Malls, branded shops, factory outlets, supermarkets, one-stop shops, on-demand smartphone apps and the like put up their shutters. Now, the convenience stores that have almost been turfed out by big names and periodically went out of business are once again making a go of themselves, lively and vigorous. Once a colourful and vibrant hallmark of typical rural and suburban life, these corner stores did not shut up overnight. But a combination of factors over the decades led to the transition from departmental stores to novel atmospheres, big and colourful, where we also hear foreign words that are exotic brands. Known to all, shopkeepers could not fend off competition from big business that changed consumer habits. Nothing wrong with opting for comfortable brands till we know how much is enough.

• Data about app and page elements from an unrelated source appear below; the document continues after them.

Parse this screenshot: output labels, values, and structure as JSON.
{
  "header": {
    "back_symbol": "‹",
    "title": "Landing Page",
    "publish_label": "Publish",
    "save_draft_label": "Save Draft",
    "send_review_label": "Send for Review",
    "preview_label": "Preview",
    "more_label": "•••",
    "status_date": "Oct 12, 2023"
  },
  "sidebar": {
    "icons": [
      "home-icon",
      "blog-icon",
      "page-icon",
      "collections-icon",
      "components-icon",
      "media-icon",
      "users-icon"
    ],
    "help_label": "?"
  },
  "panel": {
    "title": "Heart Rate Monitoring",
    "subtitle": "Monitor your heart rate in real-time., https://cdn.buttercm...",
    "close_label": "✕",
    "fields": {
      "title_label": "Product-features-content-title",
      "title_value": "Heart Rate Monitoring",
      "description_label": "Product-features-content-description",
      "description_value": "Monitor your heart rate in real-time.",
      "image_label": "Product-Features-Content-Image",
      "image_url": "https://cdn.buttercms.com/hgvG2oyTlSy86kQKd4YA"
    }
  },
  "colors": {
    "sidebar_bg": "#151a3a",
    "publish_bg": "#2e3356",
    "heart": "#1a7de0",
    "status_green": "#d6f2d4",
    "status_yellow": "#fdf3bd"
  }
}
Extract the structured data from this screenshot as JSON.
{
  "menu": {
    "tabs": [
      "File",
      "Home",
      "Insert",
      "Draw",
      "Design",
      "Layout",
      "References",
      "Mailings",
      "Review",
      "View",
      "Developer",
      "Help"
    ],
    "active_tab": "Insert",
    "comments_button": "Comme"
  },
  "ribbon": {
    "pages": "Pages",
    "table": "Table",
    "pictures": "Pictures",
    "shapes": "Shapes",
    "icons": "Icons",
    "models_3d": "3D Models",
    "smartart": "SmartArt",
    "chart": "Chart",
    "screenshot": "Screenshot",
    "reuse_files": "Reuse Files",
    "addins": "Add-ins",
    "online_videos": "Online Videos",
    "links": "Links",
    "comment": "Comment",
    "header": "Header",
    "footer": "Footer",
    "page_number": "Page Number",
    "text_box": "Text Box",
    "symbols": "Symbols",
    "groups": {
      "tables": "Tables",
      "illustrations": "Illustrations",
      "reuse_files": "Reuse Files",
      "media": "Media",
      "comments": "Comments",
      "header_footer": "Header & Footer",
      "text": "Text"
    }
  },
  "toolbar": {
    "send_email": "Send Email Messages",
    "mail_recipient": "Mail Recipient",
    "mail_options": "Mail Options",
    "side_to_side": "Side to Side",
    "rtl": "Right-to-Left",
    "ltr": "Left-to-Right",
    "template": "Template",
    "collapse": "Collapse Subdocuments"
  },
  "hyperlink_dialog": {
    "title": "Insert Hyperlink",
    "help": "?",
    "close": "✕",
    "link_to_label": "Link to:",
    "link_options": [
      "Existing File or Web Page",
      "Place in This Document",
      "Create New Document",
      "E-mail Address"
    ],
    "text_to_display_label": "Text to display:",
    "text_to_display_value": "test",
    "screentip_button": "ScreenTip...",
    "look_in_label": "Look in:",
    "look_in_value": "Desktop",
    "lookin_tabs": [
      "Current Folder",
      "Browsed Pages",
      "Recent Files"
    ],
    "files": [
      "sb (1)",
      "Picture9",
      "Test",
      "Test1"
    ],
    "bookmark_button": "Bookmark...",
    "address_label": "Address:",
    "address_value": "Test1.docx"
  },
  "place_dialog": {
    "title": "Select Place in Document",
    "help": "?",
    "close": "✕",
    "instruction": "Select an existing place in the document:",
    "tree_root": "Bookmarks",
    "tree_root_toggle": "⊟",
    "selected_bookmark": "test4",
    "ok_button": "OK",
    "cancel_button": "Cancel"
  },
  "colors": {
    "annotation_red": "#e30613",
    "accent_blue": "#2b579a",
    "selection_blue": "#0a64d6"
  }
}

The self-described minimalist in me prevents me from going farther from home that requires a drive or ride to purchase anything that I can find at the store round the corner. Love affairs with local stores never end because they were more than just selling and buying. Yes, they were social by nature. People knew the shopkeepers, and vice versa. People visiting the stores fondly addressed the keeper as annachi, greeted each other by name, exchanged gossip and we got totally oriented as to what was happening in the entire neighbourhood or town. Regulars even purchased on credit. Many came just to pick up a copy of the daily newspaper. While growing up, many of us would have experienced that first taste of independence in walking or riding our cycles to the local shop, often with a family member or a pet in tow. Mostly, shopping meant picking up a few items for parents as well as the obligatory coconut candy, lollipop, a Cadbury or something that’s denied to us. Strolling downtown Nagercoil to Warrens, an ice cream parlour, on Saturdays with my bestie to hang out for hours and hours is such a vivid hometown memory I cherish.
The humble corner store is having a revival of sorts much to my delight. Since COVID-19 has stopped people from looking for more than just essentials, all seek a peaceful, safe and quiet shopping in departmental stores which exist as a ‘social-glue’ amidst social distancing. Unlike olden days, the shopkeeper doesn’t know shoppers’ preferences or have prepared any purchase in advance to be readily delivered. Groceries from any corner store are also meant to sustain proper social relations and the present generation is getting the first taste of it.
Dr Elsa Lycias Joel holds a doctorate in biotechnology, and writes for Delhi Press. She has worked with New Indian Express as sub editor. She has also authored a children’s book Perfect Endings signed by former President Dr APJ Abdul Kalam.